Focusing on specimens of discourse where criticism assumes a flagrantly bucolic persona,
Archeologies of Invective investigates hitherto little acknowledged contexts of irony, aggressivity, and vilification. After considering briefly Lucilius and Horace, the author evaluates such diverse figures as Poggio Bracciolini, Quevedo, Dunbar, Poe, and Mencken before proceeding to sustained discussion of Goethe’s
Werther, and the «Invektiven.» In terms of prime-time satiric virtuosity, Byron’s
Don Juan recycles pastoral animus, acting as a rogue-like mirror-text of the Schiller/Goethe
Xenien of the late 1790s. Sidney’s double sestina and Villon’s «Ballad of the Women of Paris» are seen inaugurating the modern age, while, at the dawn of the avant-garde, Verlaine’s «Invectives» sample Goethean and Villonesque attitude at a new level of recherché «vulgarity.» Low- and Highbrow, outlaw and Philistine resurface in Wyndham Lewis’s Arcadian perspective on the artist-intellectual. Poets Robert Frost and Theodore Enslin are seen reinvigoratoring the edgily «agrest» scene of invective in America.

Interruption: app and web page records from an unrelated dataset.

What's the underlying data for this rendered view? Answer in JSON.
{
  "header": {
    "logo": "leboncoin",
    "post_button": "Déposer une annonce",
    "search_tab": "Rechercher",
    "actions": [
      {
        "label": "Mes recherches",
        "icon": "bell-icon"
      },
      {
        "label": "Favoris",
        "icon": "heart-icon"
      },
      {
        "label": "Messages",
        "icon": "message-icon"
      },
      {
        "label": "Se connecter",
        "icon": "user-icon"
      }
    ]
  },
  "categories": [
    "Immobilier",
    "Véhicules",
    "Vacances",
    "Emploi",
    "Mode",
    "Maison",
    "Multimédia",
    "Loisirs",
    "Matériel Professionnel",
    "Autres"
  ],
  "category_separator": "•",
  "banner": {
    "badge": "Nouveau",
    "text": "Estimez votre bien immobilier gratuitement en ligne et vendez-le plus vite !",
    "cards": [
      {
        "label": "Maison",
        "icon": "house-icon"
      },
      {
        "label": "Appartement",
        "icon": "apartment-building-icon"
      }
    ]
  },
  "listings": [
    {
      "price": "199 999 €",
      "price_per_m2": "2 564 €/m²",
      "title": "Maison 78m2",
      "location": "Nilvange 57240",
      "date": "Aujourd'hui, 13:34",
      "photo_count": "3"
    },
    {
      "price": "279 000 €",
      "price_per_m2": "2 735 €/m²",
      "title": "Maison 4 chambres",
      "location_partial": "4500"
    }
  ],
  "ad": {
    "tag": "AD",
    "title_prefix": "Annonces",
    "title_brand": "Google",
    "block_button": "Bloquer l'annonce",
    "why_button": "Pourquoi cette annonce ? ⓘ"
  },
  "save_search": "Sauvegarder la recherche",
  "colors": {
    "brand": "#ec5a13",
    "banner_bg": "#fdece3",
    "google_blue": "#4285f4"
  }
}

Archeologies of Invective situates itself also with respect to a psychohistorical terrain – altered states of consciousness reflecting Faustian transition: the dislocation of the peasant class, the empowerment of women as a heterological «state within a state,» the advent of modern weaponry, and the rise of alcohol – whose genealogy becomes nothing short of a «gin-eology.» Stable notions of character give way to impersonal, pantomimic terms of art, such as caliber; the hero is displaced by the wanderer, thief, madman, and clown. Not limiting itself to the literary canon,
Archeologies includes analyses of gangster films and sports legends in the context of Arcadian motivation. Finally, Eisenhauer places Philip Roth’s
American Pastoral within the arc of 19th-century pastoral fiction, locating a prosaic «Nowadays» in which criticism is still inscribed, as evidenced by Fish’s explication of pastoral in the context of professional correctness.